As result of this technology, new products that incorporate communication and content access between PC-based and home theater components using both wired and wireless connectivity, are now on the scene. Check out examples included in many network media players/media streamers, Blu-ray Disc players, LCD TVs, and Home Theater Receivers that incorporate WiFi and wireless network connectivity.
If you have an iPod, iPhone, iPad, or Apple TV, you are familiar with Apples wireless streaming connection option: AirPlay. When AirPlay compatibility is integrated into a home theater receiver, it can gain wireless access to content streamed or stored on AirPlay devices. For more on AirPlay, refer to our article: What is Apple AirPlay?
A variation of Wifi, known as Miracast, is also being implemented in the home theater environment. Miracast is a point-to-point, that allows both audio and video content transfer between two devices without the need to be near a WiFi Access Point or router.
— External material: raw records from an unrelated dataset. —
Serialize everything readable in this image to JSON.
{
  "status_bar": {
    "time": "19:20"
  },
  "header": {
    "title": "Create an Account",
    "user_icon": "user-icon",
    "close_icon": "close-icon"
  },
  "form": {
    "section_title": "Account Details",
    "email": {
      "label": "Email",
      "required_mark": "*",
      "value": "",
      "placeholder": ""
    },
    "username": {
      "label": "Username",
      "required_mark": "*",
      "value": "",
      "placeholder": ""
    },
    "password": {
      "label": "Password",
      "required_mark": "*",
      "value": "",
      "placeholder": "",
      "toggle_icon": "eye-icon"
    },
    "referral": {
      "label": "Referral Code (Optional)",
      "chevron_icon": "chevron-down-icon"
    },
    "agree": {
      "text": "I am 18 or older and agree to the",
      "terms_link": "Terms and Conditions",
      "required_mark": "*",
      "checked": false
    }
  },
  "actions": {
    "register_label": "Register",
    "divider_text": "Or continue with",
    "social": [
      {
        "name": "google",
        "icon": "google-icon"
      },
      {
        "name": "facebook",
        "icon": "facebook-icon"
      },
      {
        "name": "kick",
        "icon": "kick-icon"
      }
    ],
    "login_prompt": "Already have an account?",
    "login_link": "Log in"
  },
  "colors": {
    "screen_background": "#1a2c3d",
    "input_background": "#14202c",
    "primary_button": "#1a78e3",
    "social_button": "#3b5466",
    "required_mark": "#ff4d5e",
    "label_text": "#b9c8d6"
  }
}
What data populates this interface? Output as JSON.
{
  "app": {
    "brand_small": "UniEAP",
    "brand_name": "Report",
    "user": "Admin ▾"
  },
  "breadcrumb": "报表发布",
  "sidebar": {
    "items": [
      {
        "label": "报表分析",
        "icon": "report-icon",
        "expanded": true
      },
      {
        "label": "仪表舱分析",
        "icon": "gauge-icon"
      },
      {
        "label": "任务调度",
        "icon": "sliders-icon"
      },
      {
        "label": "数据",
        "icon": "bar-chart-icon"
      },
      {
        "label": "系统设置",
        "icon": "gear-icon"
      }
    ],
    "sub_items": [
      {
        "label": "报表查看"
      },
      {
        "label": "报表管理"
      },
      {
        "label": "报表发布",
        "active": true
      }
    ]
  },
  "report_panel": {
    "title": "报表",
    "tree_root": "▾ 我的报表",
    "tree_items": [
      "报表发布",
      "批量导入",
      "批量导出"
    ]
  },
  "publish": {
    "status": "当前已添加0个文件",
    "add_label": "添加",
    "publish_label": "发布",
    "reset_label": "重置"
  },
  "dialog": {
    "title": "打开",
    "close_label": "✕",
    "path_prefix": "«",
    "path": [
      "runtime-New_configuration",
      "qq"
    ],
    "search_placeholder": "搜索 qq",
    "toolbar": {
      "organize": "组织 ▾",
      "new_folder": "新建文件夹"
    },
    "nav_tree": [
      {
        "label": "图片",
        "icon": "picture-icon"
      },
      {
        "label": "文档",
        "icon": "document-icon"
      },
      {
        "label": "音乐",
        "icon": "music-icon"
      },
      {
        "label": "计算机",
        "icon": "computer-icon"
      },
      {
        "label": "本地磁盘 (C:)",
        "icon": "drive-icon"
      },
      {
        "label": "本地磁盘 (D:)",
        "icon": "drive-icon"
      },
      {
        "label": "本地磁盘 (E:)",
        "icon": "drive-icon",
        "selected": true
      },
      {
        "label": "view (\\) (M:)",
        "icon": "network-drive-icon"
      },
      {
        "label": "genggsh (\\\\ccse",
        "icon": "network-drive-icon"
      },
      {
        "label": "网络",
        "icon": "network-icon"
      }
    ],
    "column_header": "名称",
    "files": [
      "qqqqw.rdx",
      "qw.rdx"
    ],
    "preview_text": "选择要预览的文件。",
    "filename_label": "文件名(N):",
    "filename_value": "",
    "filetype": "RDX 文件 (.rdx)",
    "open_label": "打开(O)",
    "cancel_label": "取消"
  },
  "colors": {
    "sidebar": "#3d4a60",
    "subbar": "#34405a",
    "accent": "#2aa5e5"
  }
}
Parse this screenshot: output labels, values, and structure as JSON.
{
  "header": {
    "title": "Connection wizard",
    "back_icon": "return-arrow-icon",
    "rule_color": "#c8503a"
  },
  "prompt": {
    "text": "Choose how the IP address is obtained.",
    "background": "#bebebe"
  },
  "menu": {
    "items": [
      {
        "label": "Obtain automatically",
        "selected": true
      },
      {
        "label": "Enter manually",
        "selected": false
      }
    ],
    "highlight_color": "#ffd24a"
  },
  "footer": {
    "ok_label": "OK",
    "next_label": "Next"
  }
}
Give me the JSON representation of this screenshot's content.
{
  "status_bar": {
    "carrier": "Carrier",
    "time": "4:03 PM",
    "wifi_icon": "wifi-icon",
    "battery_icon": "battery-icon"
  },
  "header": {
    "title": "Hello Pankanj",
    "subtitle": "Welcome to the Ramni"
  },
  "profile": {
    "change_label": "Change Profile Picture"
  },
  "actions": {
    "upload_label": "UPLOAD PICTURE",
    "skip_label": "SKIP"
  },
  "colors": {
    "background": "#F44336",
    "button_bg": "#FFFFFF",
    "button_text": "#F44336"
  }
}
For full details, including specific examples on how it can be used, read my article: Miracast Wireless Connectivity.
Another form of wireless connectivity appearing on the scene is the transmission of high definition content from a source device, such as Blu-ray Disc player to an HDTV or Video projector.
Currently, this is accomplished by connecting an HDMI cable from the source device to an accessory transmission box that sends the signal wirelessly to a receiving box that, in turn, is connected to the HDTV using a short HDMI cable. Currently, there are two competing camps, each supporting their own group of products: WHDI and Wireless HD (WiHD).
Another ingenious technology that eliminates wired connections, actually isn't truly wireless, but utilizes your own house wiring to transfer audio, video, PC, and internet information through a house or office. This technology is called HomePlug. Using special converter modules that plug into your own AV wall outlets, the consumer can access all audio and video signals coming to and from your home theater components (see diagram). Audio and video signals simply "ride" on top your regular AC current.
The Downside of Wireless Connectivity
Although strides are definitely being made in wireless connectivity for the home theater environment, it must pointed out that sometimes a wired connection option is best. For example, when it comes to streaming video from content sources, such as Netflix, Vudu, etc... streaming via Wifi might not always be stable or as fast as a wired connection, resulting in buffering intermittent dropouts. If you experience this, first change the location and/or distance between your streaming device (Smart TV, media streamer) and your internet router. If that doesn't solve the problem, then you may have to resort to that long ethernet cable you were trying to avoid.
Also keep in mind that Bluetooth and Miracast work over short distances, which should be fine in an average size room - but if you find that your wireless connection produces inconsistent results, you should still have the option of a wired connection between your devices.
A Not-so-Final Word
The wireless revolution is just in its infancy. New wireless products for use in the home theater/home entertainment environment are being introduced on a continuing basis - so stay tuned as more develops in this continuing trend.
For some additional perspective on wireless audio technologies and products, check out Which Wireless Audio Technology is Right For You? from About.com Stereos.
Stay tuned for more news and product introductions as they become available.